BurstCube and Beyond: Using Scintillators and SiPMs to Detect Gamma-ray Bursts

Jeremy Perkins (Hosted by Errando/Krawczynski/Buckley), Goddard Space Flight Center

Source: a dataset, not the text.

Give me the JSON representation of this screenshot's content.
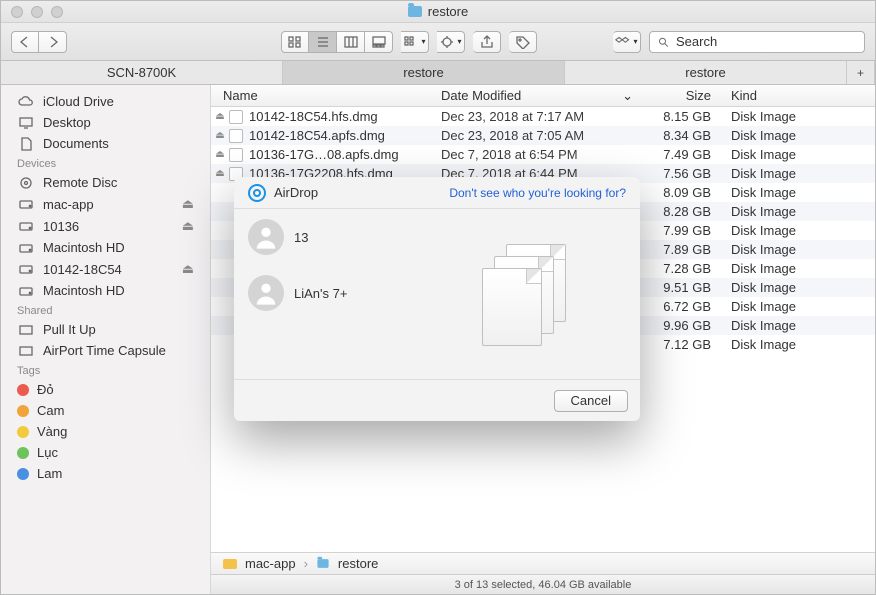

The first simultaneous detection of a short gamma-ray burst (sGRB) with a gravitational-wave (GW) signal provided direct proof that binary neutron star mergers are a progenitor of short gamma-ray bursts (sGRBs) and propelled astronomy into the multi-messenger era. In order to further study the connection between gravitational waves and sGRBs, and thus enable multi-messenger science, we must increase the number of sGRB-GW simultaneous detections. To accomplish this we require full sky coverage in the gamma-ray regime. BurstCube aims to expand sky coverage in order to detect and localize gamma-ray bursts (GRBs). BurstCube is comprised of 4 Cesium Iodide scintillators coupled to arrays of Silicon photo-multipliers on a 6U bus and is sensitive to gamma-rays between 50 keV and 1MeV, the ideal energy range for GRB prompt emission. BurstCube will complement current observatories, such as Swift and Fermi, in the detection of GRBs as well as provide astronomical context to gravitational wave events detected by LIGO, Virgo, and KAGRA. BurstCube is currently in its development phase with an expected launch date of ~2022. The BurstCube instrumentation is also being included in proposed missions such as Bia (a small sat with significantly better sensitivity than Fermi-GBM) and Nimble (a mission to discover and study kilonova); both of which would fly in the late 2020's if approved.